» Data shown:

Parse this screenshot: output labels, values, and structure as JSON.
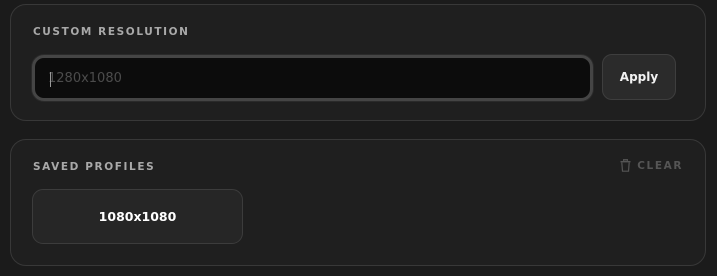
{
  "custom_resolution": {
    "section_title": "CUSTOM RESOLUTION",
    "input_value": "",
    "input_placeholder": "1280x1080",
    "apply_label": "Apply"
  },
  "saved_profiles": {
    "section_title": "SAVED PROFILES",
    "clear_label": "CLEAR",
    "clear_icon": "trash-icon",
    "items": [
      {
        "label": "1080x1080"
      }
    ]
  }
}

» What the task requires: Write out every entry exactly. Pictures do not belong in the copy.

» Worked solution:
Parse this screenshot: output labels, values, and structure as JSON.
{
  "custom_resolution": {
    "section_title": "CUSTOM RESOLUTION",
    "input_value": "",
    "input_placeholder": "1280x1080",
    "apply_label": "Apply"
  },
  "saved_profiles": {
    "section_title": "SAVED PROFILES",
    "clear_label": "CLEAR",
    "clear_icon": "trash-icon",
    "items": [
      {
        "label": "1080x1080"
      }
    ]
  }
}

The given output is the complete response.